“The success of this multi-stakeholder Internet governance network has been spectacular,” said Tapscott. “Not only has the Internet become the world’s communication network, but it also has become a model of how other global resources can be governed.”
Tapscott explained that the Internet Society works with all stakeholders involved in the Internet’s operation and design to support an open, user-centric, and independent multi-stakeholder ecosystem to govern the Internet worldwide. “The ecosystem,” he said, “consists of governments, commercial organizations, citizens’ organizations, other non-government organizations (NGOs) and individuals spanning the globe. All told, there are many hundreds of thousands of people involved in the many parts of Internet governance.”
Tapscott explained that the idea that the US government has given up control of the Internet comes from a recent announcement that the US Department of Commerce is not going to renew a contract signed with the Internet Corporation for Assigned Names and Numbers (ICANN), which was set up in 1998. The contract charges ICANN with coordinating the implementation of the naming and addressing functions associated with the Internet.
He said that ICANN, ISOC and all the other Internet organizations work together collaboratively to carry out many of the key functions associated with managing the critical resources for the Internet’s successful growth. In addition to ICANN’s role above, the Regional Internet Registries (RIR), Internet Engineering Task Force, ISOC and W3C all play leading roles in the governance of the Internet and in educating the public about the Internet.
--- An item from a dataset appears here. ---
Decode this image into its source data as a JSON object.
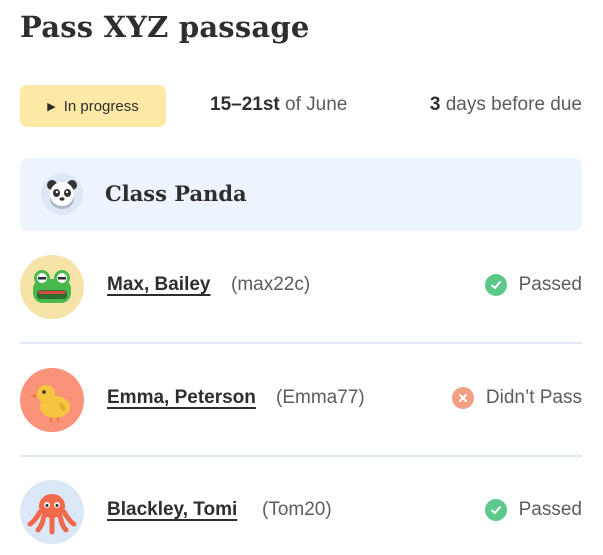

ISOC is also the administrative home of the Internet Engineering Task Force (IETF), which is responsible for developing the Internet’s operating protocols.